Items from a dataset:
++++
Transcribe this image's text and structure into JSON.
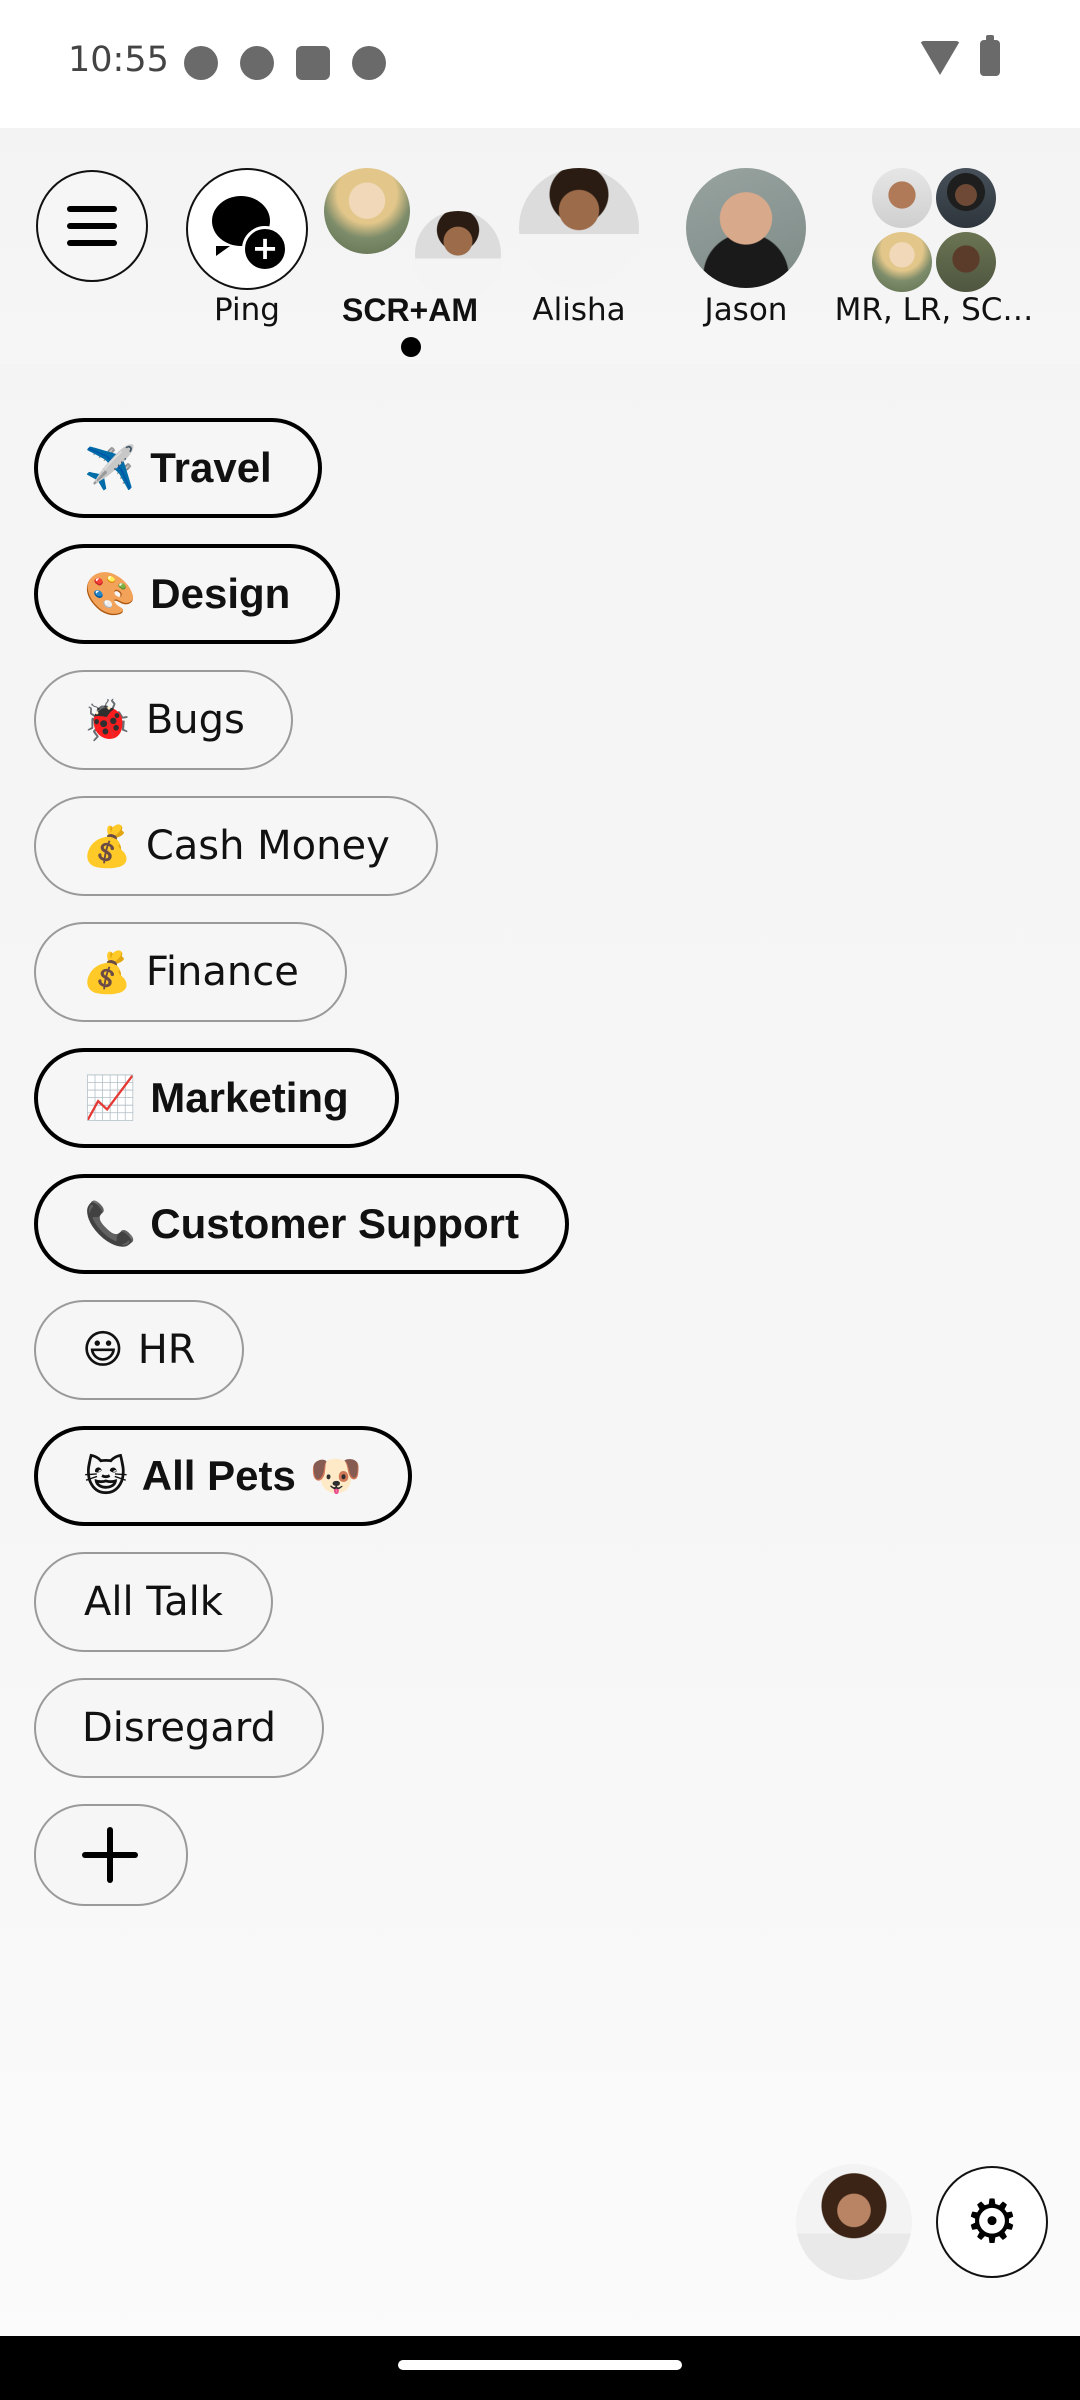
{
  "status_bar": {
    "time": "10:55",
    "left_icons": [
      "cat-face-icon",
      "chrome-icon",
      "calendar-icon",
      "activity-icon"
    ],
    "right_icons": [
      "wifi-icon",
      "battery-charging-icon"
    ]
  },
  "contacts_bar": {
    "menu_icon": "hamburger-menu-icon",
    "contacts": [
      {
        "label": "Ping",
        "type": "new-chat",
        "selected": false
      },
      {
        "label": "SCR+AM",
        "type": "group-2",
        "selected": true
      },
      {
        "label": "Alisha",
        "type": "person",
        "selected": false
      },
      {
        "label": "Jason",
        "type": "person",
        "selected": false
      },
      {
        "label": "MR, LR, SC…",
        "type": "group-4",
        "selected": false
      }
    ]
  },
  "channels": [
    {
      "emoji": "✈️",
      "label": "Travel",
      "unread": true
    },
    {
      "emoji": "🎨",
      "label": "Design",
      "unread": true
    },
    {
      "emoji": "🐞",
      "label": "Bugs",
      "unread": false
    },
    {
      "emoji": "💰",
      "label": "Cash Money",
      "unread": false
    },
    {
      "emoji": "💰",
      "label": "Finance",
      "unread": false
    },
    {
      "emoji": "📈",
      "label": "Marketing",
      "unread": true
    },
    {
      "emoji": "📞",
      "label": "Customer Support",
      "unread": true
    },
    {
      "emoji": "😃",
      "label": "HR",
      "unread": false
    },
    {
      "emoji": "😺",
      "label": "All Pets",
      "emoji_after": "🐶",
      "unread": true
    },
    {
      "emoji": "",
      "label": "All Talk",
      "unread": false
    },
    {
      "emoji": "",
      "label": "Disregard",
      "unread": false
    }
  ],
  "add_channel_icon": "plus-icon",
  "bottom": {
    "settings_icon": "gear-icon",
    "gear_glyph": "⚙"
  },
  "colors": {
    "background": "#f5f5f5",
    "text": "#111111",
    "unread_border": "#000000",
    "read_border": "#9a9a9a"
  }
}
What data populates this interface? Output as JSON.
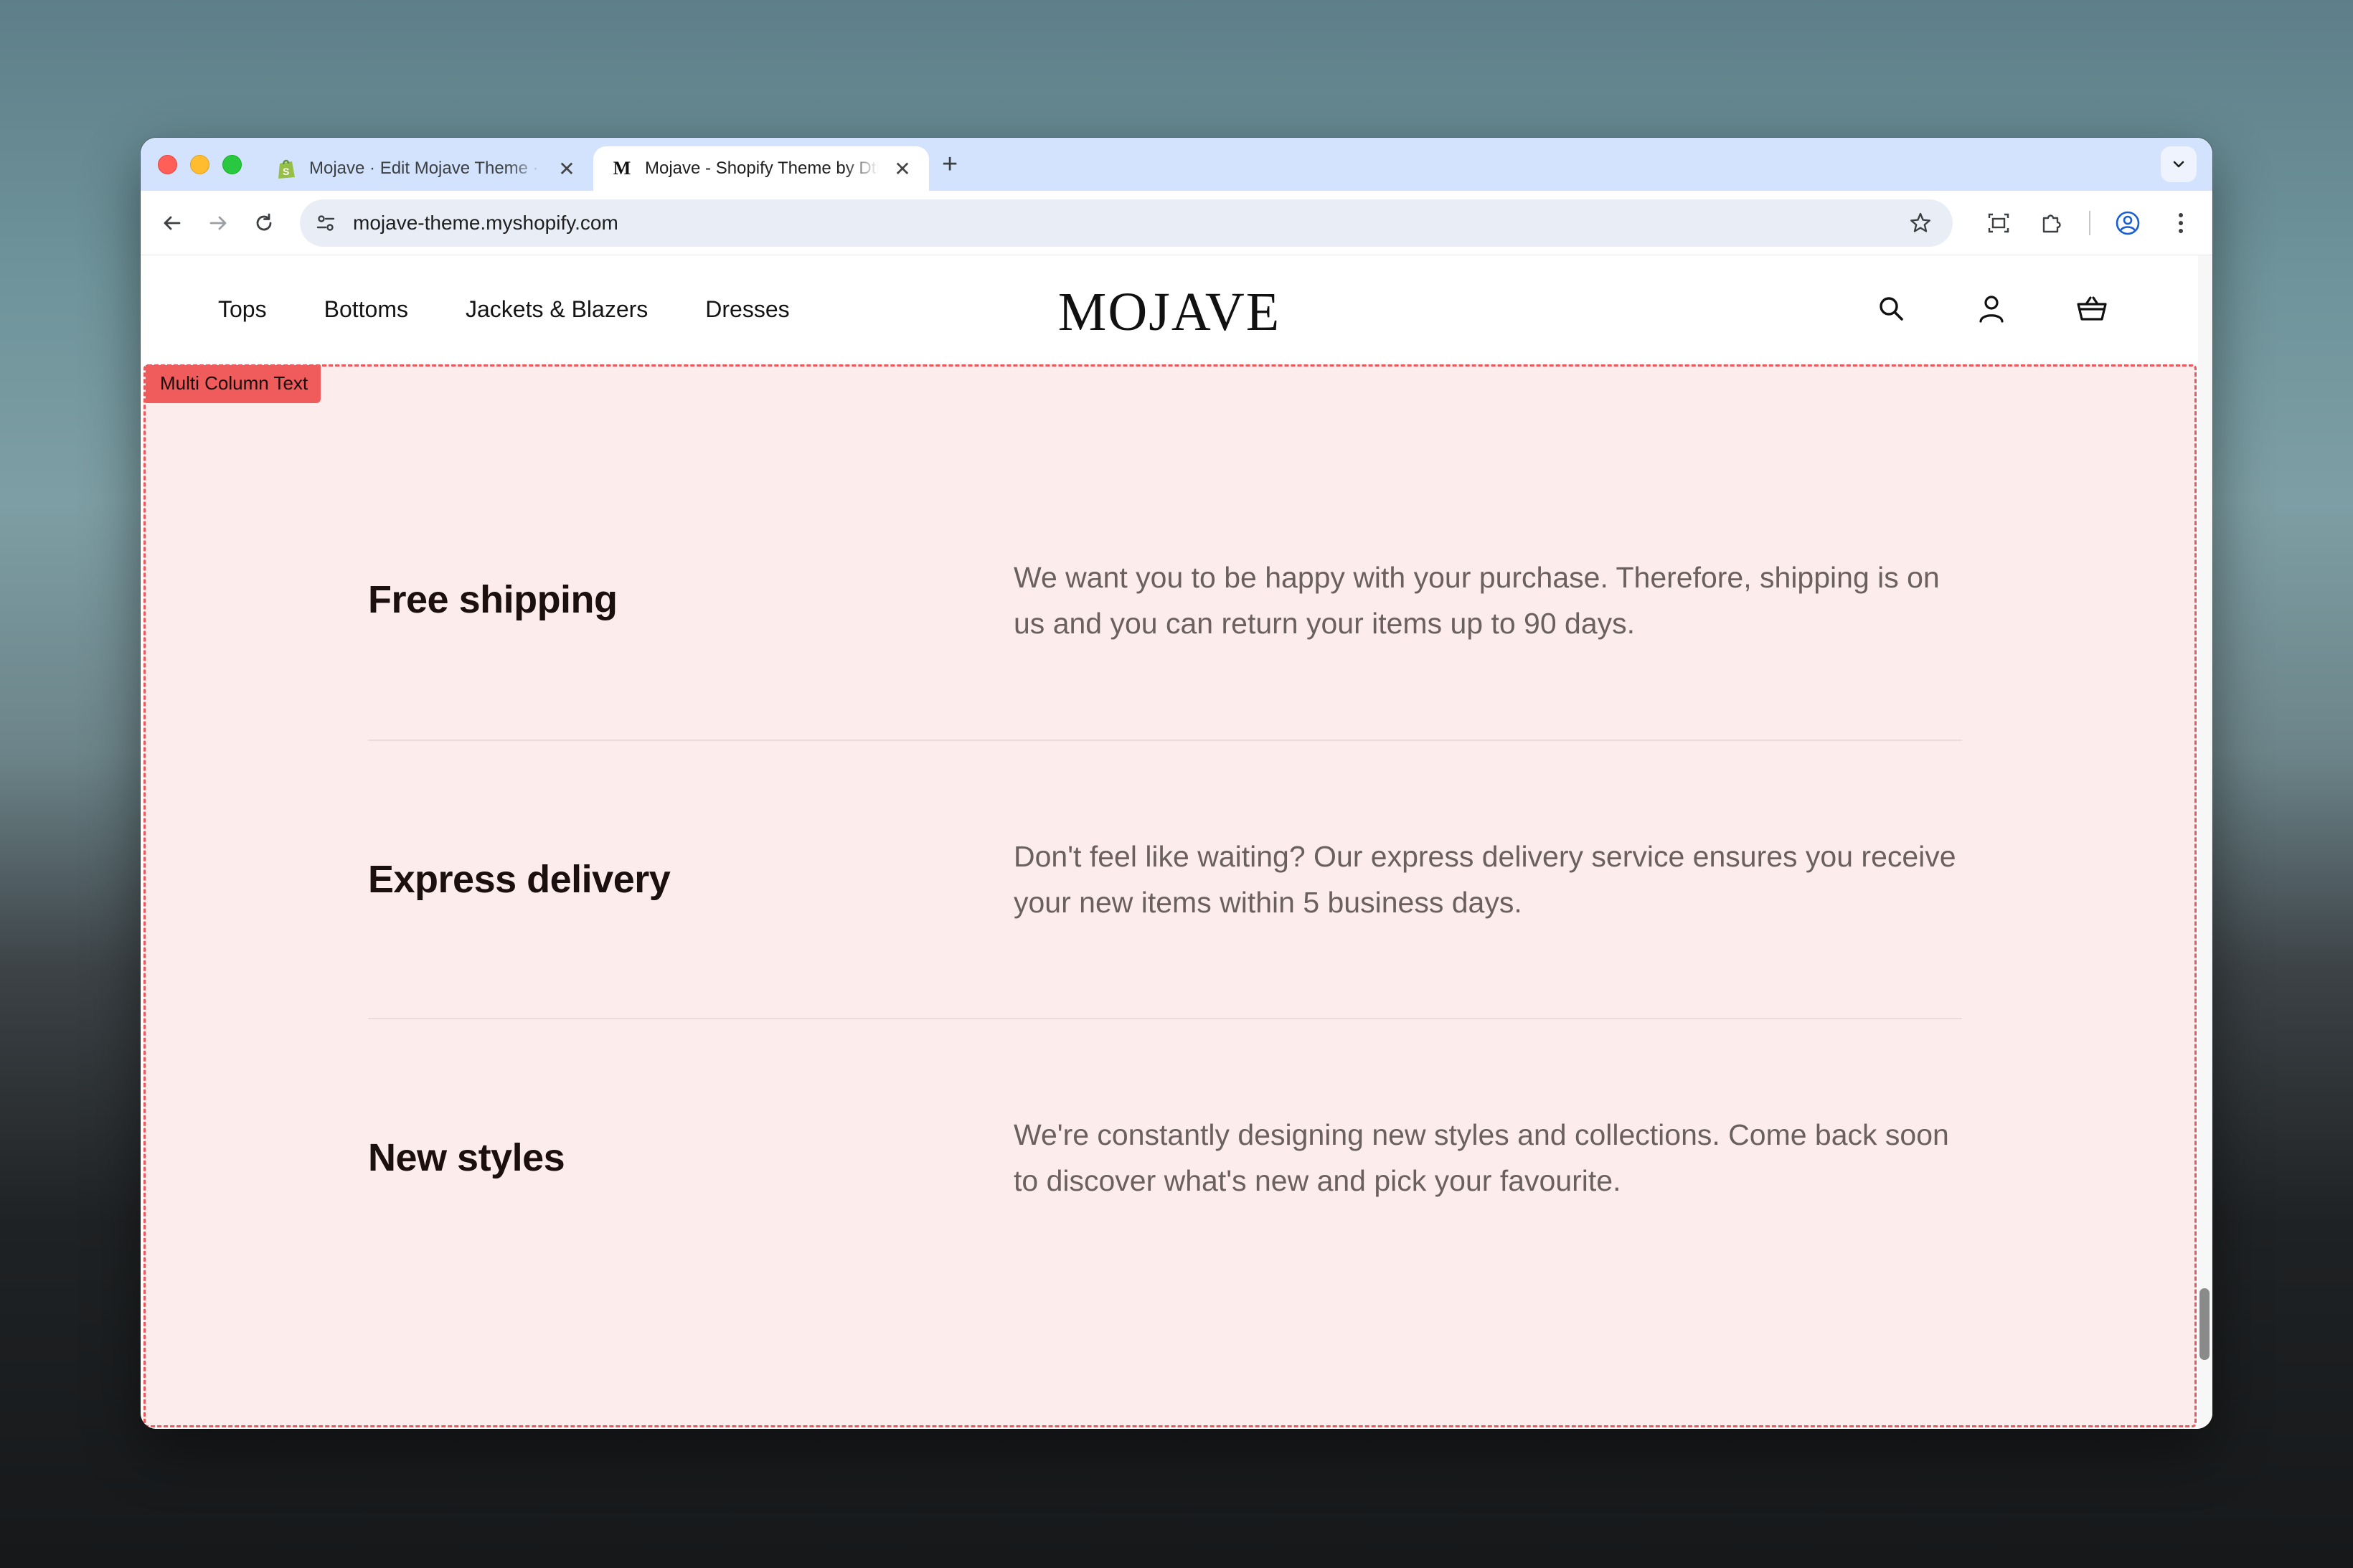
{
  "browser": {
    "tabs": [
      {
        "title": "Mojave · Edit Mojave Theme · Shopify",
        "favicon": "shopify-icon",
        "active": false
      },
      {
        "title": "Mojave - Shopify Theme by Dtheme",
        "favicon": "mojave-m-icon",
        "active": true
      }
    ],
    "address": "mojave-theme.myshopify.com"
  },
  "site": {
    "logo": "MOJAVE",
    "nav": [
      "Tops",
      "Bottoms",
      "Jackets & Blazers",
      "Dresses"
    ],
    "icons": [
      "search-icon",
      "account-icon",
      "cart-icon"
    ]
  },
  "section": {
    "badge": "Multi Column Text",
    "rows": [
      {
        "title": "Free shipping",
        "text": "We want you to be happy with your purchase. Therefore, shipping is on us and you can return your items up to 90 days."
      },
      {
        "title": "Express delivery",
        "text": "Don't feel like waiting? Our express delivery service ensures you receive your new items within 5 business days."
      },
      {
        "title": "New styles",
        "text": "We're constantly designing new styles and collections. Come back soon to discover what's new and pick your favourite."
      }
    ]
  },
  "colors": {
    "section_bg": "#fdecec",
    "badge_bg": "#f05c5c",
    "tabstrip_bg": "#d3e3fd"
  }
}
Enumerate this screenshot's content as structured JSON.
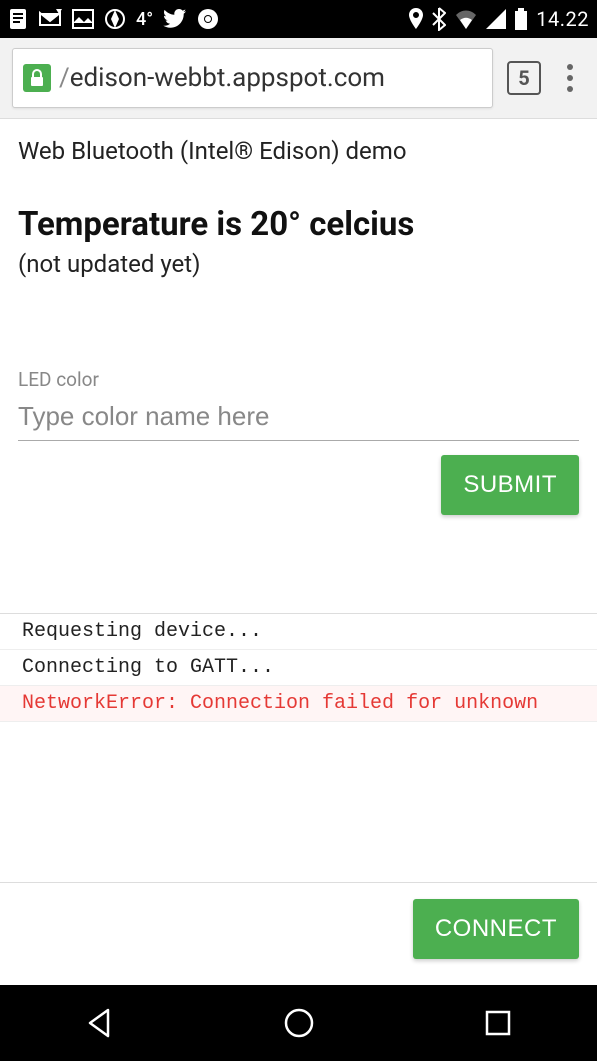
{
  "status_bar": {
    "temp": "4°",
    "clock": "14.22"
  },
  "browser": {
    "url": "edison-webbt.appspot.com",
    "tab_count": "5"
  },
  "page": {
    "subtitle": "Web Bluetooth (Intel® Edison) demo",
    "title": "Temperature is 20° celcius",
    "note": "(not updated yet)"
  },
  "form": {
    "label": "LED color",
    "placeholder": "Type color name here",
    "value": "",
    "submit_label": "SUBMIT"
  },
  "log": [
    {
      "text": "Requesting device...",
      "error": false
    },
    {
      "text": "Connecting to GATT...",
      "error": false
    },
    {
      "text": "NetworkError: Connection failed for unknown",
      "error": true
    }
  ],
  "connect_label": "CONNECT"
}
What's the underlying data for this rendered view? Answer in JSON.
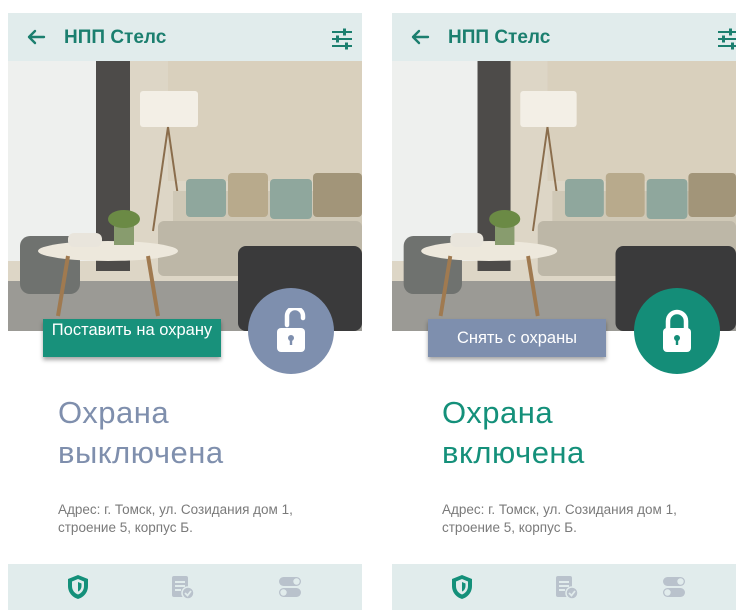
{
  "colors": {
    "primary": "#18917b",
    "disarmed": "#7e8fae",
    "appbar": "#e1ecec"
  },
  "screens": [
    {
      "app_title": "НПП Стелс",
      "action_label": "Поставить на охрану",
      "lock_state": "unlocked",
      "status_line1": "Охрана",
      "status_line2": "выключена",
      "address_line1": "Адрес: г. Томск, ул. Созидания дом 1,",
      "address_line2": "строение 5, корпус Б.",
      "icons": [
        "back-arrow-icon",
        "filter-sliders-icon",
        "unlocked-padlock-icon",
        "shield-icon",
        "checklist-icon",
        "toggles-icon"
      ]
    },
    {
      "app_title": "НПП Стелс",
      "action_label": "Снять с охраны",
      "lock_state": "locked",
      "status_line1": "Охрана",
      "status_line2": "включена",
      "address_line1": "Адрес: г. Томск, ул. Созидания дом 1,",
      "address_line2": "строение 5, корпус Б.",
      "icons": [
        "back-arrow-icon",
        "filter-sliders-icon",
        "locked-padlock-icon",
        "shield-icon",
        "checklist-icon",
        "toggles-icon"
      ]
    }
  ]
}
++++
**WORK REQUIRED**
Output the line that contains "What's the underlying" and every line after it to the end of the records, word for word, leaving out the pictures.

**RESPONSE TO THE TASK**
What's the underlying data for this rendered view? Answer in JSON.
{
  "colors": {
    "primary": "#18917b",
    "disarmed": "#7e8fae",
    "appbar": "#e1ecec"
  },
  "screens": [
    {
      "app_title": "НПП Стелс",
      "action_label": "Поставить на охрану",
      "lock_state": "unlocked",
      "status_line1": "Охрана",
      "status_line2": "выключена",
      "address_line1": "Адрес: г. Томск, ул. Созидания дом 1,",
      "address_line2": "строение 5, корпус Б.",
      "icons": [
        "back-arrow-icon",
        "filter-sliders-icon",
        "unlocked-padlock-icon",
        "shield-icon",
        "checklist-icon",
        "toggles-icon"
      ]
    },
    {
      "app_title": "НПП Стелс",
      "action_label": "Снять с охраны",
      "lock_state": "locked",
      "status_line1": "Охрана",
      "status_line2": "включена",
      "address_line1": "Адрес: г. Томск, ул. Созидания дом 1,",
      "address_line2": "строение 5, корпус Б.",
      "icons": [
        "back-arrow-icon",
        "filter-sliders-icon",
        "locked-padlock-icon",
        "shield-icon",
        "checklist-icon",
        "toggles-icon"
      ]
    }
  ]
}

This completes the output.